▶ **INFORMATION SUPPLIED**:
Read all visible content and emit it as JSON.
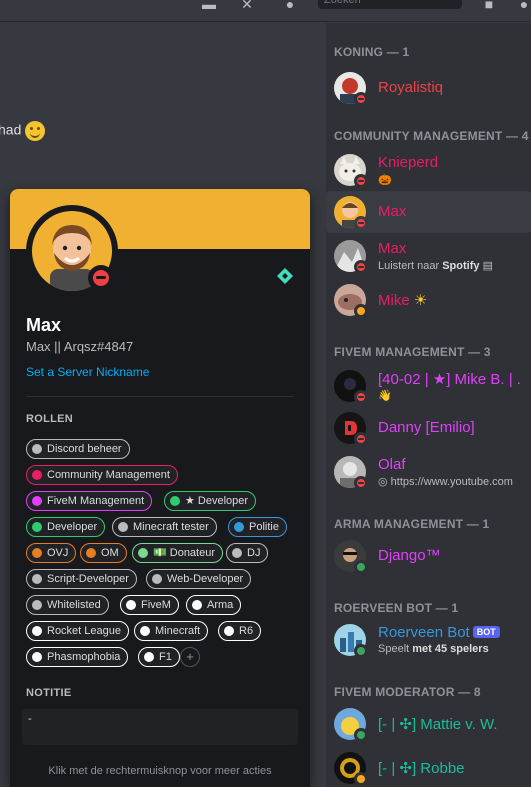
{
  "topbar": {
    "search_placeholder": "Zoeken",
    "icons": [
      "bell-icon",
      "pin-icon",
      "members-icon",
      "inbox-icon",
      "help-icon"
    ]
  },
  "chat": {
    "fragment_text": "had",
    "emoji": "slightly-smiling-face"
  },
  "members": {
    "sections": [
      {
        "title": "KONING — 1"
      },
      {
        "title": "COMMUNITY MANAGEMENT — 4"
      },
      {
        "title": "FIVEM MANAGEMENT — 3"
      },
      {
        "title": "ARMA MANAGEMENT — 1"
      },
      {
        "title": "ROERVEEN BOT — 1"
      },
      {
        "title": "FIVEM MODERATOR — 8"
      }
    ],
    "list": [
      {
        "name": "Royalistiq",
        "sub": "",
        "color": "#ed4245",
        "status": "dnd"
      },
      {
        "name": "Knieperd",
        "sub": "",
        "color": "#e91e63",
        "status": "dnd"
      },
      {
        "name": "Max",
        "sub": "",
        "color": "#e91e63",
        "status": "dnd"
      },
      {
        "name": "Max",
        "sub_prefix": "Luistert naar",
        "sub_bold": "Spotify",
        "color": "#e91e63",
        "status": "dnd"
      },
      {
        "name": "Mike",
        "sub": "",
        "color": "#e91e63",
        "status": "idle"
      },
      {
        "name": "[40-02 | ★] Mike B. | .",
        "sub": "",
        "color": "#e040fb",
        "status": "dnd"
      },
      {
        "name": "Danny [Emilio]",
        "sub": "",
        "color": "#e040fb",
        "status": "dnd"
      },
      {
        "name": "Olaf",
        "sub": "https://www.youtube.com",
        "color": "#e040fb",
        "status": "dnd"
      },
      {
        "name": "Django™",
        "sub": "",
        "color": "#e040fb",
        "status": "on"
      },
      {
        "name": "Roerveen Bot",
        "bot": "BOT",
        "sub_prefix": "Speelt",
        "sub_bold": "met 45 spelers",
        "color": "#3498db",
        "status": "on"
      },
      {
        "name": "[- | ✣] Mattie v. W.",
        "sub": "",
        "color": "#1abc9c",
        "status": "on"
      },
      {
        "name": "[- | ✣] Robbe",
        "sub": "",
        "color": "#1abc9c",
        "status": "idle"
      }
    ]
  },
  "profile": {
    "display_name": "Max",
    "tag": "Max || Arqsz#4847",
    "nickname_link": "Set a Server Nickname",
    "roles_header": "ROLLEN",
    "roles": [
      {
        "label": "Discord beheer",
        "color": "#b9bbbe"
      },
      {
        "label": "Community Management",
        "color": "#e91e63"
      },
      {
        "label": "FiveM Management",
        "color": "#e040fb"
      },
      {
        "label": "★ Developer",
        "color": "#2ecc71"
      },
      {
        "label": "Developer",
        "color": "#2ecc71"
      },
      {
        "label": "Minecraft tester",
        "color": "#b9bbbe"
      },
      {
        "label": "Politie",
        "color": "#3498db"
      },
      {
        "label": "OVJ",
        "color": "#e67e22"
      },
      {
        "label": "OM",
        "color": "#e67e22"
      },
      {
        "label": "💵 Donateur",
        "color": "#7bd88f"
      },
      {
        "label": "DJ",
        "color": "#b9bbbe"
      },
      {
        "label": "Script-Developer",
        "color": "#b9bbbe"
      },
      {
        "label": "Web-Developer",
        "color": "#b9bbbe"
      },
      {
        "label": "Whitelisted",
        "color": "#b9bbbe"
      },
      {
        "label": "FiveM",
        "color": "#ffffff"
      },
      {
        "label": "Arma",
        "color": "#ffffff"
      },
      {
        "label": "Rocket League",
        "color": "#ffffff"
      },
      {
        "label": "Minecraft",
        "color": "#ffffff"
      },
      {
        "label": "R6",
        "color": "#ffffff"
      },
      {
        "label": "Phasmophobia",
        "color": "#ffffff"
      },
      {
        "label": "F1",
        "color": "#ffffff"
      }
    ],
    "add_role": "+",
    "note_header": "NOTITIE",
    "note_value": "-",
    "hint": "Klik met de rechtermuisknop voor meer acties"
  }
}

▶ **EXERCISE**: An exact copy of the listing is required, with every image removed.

▶ **COMPLETED EXERCISE**:
Read all visible content and emit it as JSON.
{
  "topbar": {
    "search_placeholder": "Zoeken",
    "icons": [
      "bell-icon",
      "pin-icon",
      "members-icon",
      "inbox-icon",
      "help-icon"
    ]
  },
  "chat": {
    "fragment_text": "had",
    "emoji": "slightly-smiling-face"
  },
  "members": {
    "sections": [
      {
        "title": "KONING — 1"
      },
      {
        "title": "COMMUNITY MANAGEMENT — 4"
      },
      {
        "title": "FIVEM MANAGEMENT — 3"
      },
      {
        "title": "ARMA MANAGEMENT — 1"
      },
      {
        "title": "ROERVEEN BOT — 1"
      },
      {
        "title": "FIVEM MODERATOR — 8"
      }
    ],
    "list": [
      {
        "name": "Royalistiq",
        "sub": "",
        "color": "#ed4245",
        "status": "dnd"
      },
      {
        "name": "Knieperd",
        "sub": "",
        "color": "#e91e63",
        "status": "dnd"
      },
      {
        "name": "Max",
        "sub": "",
        "color": "#e91e63",
        "status": "dnd"
      },
      {
        "name": "Max",
        "sub_prefix": "Luistert naar",
        "sub_bold": "Spotify",
        "color": "#e91e63",
        "status": "dnd"
      },
      {
        "name": "Mike",
        "sub": "",
        "color": "#e91e63",
        "status": "idle"
      },
      {
        "name": "[40-02 | ★] Mike B. | .",
        "sub": "",
        "color": "#e040fb",
        "status": "dnd"
      },
      {
        "name": "Danny [Emilio]",
        "sub": "",
        "color": "#e040fb",
        "status": "dnd"
      },
      {
        "name": "Olaf",
        "sub": "https://www.youtube.com",
        "color": "#e040fb",
        "status": "dnd"
      },
      {
        "name": "Django™",
        "sub": "",
        "color": "#e040fb",
        "status": "on"
      },
      {
        "name": "Roerveen Bot",
        "bot": "BOT",
        "sub_prefix": "Speelt",
        "sub_bold": "met 45 spelers",
        "color": "#3498db",
        "status": "on"
      },
      {
        "name": "[- | ✣] Mattie v. W.",
        "sub": "",
        "color": "#1abc9c",
        "status": "on"
      },
      {
        "name": "[- | ✣] Robbe",
        "sub": "",
        "color": "#1abc9c",
        "status": "idle"
      }
    ]
  },
  "profile": {
    "display_name": "Max",
    "tag": "Max || Arqsz#4847",
    "nickname_link": "Set a Server Nickname",
    "roles_header": "ROLLEN",
    "roles": [
      {
        "label": "Discord beheer",
        "color": "#b9bbbe"
      },
      {
        "label": "Community Management",
        "color": "#e91e63"
      },
      {
        "label": "FiveM Management",
        "color": "#e040fb"
      },
      {
        "label": "★ Developer",
        "color": "#2ecc71"
      },
      {
        "label": "Developer",
        "color": "#2ecc71"
      },
      {
        "label": "Minecraft tester",
        "color": "#b9bbbe"
      },
      {
        "label": "Politie",
        "color": "#3498db"
      },
      {
        "label": "OVJ",
        "color": "#e67e22"
      },
      {
        "label": "OM",
        "color": "#e67e22"
      },
      {
        "label": "💵 Donateur",
        "color": "#7bd88f"
      },
      {
        "label": "DJ",
        "color": "#b9bbbe"
      },
      {
        "label": "Script-Developer",
        "color": "#b9bbbe"
      },
      {
        "label": "Web-Developer",
        "color": "#b9bbbe"
      },
      {
        "label": "Whitelisted",
        "color": "#b9bbbe"
      },
      {
        "label": "FiveM",
        "color": "#ffffff"
      },
      {
        "label": "Arma",
        "color": "#ffffff"
      },
      {
        "label": "Rocket League",
        "color": "#ffffff"
      },
      {
        "label": "Minecraft",
        "color": "#ffffff"
      },
      {
        "label": "R6",
        "color": "#ffffff"
      },
      {
        "label": "Phasmophobia",
        "color": "#ffffff"
      },
      {
        "label": "F1",
        "color": "#ffffff"
      }
    ],
    "add_role": "+",
    "note_header": "NOTITIE",
    "note_value": "-",
    "hint": "Klik met de rechtermuisknop voor meer acties"
  }
}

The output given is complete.